That helpsÂ explain the ferocity with which Chinese rulers seem bent on squechling dissent on the Internet. Reporters San Frontiers recentlyÂ exposed howÂ an array of bureaucraciesÂ censor 1.3 million websites and 160 million Internet users. “The Internetâ€™s promise of free expression and information has been nipped in the bud by the Chinese governmentâ€™s online censorship and surveillance system,” according to the report. (download)
China hasÂ long been a fascination. I studiedÂ Chinese language and history at UC Berkeley, and recall in particular one classÂ taught byÂ noted Chinese historian Frederic Wakeman (obituaryÂ ) about the period after the Opium Wars. Defeat taught the ChineseÂ that they needed to modernize. ButÂ Chinese leaders also worried that accepting Western technologyÂ might erode ChineseÂ tradition.Â What they wanted, WakemanÂ said, wasÂ Western goods without Western ways.
Today Chinese leaders wantÂ Western technologies likeÂ the InternetÂ while rejectingÂ Western ways like freeÂ speech. Says Reporters San Frontiers: “the Chinese CommunistÂ PartyÂ and the government have deployed colossal human and financial resources to obstruct online free expression.” One anecdote from the report will serve to illustrate. When an editor atÂ theÂ Chinese site NeteaseÂ ran a self-selecting poll that asked, “Would you like to be reborn Chinese,” about two-thirds of the 10,000 people who responded said no they wouldn’t want to be Chinese again because life was so grim, etc. The government forced the firing of the editor responsible and closed the section he had run.
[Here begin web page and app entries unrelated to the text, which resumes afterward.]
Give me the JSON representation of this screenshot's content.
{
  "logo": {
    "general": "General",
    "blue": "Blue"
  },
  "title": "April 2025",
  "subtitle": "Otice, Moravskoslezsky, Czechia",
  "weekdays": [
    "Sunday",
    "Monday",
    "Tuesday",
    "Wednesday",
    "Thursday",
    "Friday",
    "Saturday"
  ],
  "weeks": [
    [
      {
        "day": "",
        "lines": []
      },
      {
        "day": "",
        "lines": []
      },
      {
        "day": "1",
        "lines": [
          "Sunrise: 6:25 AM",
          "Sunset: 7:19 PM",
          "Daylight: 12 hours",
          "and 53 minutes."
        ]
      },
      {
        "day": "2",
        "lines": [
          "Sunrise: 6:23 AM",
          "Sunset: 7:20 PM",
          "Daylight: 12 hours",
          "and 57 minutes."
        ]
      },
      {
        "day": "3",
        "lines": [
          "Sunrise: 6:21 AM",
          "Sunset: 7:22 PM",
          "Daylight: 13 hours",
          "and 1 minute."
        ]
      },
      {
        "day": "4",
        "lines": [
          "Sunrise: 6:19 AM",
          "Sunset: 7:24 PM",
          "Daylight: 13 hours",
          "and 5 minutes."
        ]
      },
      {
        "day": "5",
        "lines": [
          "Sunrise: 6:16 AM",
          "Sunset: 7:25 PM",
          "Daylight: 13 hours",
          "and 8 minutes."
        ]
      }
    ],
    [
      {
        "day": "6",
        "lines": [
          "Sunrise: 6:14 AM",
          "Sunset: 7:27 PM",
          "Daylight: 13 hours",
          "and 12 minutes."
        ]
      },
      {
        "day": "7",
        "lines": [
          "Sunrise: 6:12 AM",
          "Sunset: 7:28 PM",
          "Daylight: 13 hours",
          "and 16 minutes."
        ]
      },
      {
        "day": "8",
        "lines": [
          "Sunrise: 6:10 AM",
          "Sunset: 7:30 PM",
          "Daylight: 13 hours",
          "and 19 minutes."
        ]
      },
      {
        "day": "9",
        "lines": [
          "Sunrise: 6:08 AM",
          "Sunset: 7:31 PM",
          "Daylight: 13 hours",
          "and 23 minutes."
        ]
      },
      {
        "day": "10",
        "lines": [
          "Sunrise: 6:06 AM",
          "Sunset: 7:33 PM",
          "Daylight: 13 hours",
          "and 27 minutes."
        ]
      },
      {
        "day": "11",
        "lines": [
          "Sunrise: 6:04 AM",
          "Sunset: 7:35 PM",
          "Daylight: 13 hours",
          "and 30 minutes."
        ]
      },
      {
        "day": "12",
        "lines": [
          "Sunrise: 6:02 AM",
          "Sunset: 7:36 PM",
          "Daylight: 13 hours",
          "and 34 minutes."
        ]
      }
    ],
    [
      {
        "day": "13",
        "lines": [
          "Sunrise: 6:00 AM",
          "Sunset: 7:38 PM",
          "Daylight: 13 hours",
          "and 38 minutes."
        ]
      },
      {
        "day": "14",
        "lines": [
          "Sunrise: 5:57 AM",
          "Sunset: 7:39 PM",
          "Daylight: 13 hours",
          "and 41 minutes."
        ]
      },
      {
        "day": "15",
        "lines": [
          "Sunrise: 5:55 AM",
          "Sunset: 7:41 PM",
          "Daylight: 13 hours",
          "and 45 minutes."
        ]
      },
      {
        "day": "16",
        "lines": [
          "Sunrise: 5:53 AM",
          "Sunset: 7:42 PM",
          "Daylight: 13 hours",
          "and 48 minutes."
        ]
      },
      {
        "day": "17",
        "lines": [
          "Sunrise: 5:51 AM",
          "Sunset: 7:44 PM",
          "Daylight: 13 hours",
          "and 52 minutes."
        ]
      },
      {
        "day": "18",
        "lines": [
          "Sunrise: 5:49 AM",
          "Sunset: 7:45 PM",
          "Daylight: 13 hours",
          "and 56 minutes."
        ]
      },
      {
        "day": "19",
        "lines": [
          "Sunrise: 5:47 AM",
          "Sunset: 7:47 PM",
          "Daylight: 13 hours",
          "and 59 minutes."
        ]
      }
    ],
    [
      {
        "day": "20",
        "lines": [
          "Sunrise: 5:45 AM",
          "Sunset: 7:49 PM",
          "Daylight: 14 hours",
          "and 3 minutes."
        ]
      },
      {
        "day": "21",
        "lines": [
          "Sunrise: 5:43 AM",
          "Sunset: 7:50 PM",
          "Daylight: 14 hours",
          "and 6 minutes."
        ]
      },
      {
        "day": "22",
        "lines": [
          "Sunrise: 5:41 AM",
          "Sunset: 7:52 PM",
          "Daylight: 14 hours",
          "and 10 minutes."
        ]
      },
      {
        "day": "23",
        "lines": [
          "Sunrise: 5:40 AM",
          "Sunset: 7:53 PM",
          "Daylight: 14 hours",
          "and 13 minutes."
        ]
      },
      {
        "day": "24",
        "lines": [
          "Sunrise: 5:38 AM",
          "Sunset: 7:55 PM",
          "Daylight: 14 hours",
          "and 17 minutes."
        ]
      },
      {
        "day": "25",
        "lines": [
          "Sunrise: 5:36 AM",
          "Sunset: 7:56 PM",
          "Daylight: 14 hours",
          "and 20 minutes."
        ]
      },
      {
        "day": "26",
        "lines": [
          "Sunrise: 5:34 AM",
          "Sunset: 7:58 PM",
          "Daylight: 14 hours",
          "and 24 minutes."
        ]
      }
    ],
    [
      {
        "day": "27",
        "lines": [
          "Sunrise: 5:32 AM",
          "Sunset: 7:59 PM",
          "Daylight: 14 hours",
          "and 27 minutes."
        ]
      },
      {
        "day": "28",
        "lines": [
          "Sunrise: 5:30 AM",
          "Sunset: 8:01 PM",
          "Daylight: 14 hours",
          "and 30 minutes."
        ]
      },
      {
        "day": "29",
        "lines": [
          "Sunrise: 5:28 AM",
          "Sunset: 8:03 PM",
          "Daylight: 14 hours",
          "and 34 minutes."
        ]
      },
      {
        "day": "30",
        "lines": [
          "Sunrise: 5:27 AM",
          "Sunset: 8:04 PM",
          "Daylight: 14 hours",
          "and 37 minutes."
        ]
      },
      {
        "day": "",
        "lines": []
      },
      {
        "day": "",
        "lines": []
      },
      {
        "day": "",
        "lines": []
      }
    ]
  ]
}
This is one world, one network. Technologies do not stand still.Â Â Either democracy moves East or control moves West.